The difficult part about relating with your customers is that you have to figure out WHAT topics or content to engage your customers with.  Well, just like you would bring up topics that your friends would have interest in, you need to find implicit ways (unless you have explicit questions in your account signup) to understand what they would like to receive from you.  Some implicit examples might be:

  • What has the customer put in the cart?
  • What categories did they visit on your site?
  • What have they clicked in previous emails?
  • What have they purchased in the past?
  • Do you have a social login?  Grab the Social Interests from it.
  • What have they looked at in your mobile app?

Once you are able to start capturing these Implicit actions, this is where you are able to start building audiences.  Audiences are critical to understand before you start doing any marketing as this is the most significant form of personalization that you can give your customer.  Deliver messages to your customers that are in tune with what matters to them.  This matches perfectly with the studies of Implicit Egotism that shows that customers are organically prideful, love to be catered to, they love the fact that companies are listening to them, and ultimately this will help with a conversion decision of the journey.  Counting and trending your audiences segments will also help form future products or promotions as well.

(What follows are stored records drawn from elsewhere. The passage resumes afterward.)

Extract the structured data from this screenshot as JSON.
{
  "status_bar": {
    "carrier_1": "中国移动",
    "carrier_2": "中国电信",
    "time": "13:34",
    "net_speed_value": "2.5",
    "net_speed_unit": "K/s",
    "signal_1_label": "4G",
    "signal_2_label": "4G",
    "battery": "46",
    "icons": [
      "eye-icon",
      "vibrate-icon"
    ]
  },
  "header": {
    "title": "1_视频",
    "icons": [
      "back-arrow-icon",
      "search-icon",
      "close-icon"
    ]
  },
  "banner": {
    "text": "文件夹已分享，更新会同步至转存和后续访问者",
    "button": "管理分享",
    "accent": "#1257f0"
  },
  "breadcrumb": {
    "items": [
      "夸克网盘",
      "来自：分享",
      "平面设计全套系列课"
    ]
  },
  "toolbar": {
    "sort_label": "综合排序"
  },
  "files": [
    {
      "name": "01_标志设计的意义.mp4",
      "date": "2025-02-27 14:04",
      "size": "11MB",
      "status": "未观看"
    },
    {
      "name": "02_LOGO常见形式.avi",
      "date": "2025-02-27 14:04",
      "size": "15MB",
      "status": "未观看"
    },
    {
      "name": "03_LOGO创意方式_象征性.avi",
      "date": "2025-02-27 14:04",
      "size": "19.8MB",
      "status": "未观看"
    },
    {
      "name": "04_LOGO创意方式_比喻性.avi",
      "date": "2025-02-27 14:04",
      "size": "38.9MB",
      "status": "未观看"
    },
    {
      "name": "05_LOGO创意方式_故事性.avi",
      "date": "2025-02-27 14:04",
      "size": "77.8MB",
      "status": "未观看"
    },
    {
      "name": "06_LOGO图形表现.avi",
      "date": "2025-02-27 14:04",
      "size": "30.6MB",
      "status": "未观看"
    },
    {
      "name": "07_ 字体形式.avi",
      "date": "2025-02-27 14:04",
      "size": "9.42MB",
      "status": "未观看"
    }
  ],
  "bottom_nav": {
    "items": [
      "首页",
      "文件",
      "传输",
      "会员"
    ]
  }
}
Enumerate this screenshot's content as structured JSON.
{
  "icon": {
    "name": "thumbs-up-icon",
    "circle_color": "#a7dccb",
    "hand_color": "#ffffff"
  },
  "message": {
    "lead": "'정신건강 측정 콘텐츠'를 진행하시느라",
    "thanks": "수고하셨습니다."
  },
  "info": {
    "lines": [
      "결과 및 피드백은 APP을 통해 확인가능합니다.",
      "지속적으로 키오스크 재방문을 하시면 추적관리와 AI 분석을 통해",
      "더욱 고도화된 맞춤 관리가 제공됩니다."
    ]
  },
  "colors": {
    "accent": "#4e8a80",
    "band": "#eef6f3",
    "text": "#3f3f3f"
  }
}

Monetize

Now that you have found simple ways to count your assets, and build audiences to relate well with your customers, now you need to find which combinations will bring in the best profitability and engagements for your efforts. You need to COUNT which combination of asset and communication…

  • brings in customers with the highest LTV (life time value)
  • acquires New Customers the most effectively
  • re-engages with your ageing customers
  • influences the highest omni-channel engagers
  • cross promotes other assets
  • promotes your most frequent visitors

If you can answer these questions with your reporting, then you now have the knowledge to go do some profitable communications and  build beneficial relationships. For some of you conservative marketers out there, yes, RFM (Recency, Frequency, Monetization) is secretly captured in this model, but I dare not suggest that RFM is fit for every company out there.  It needs to be tweaked to fit the specific benchmarking needs for each company goal.

Bottom line, if you are able to COUNT, RELATE, and MONETIZE in these simplest of forms, you can do CRM.  For some, the right answer might be to install big software packages that integrate with every system that you have based on the volumes you are working on, but you don’t always have to go that route.  Regardless, the goal should always be:  The right product, the right channel, for the right customer, and you will continue to win with engagement in a profitable way.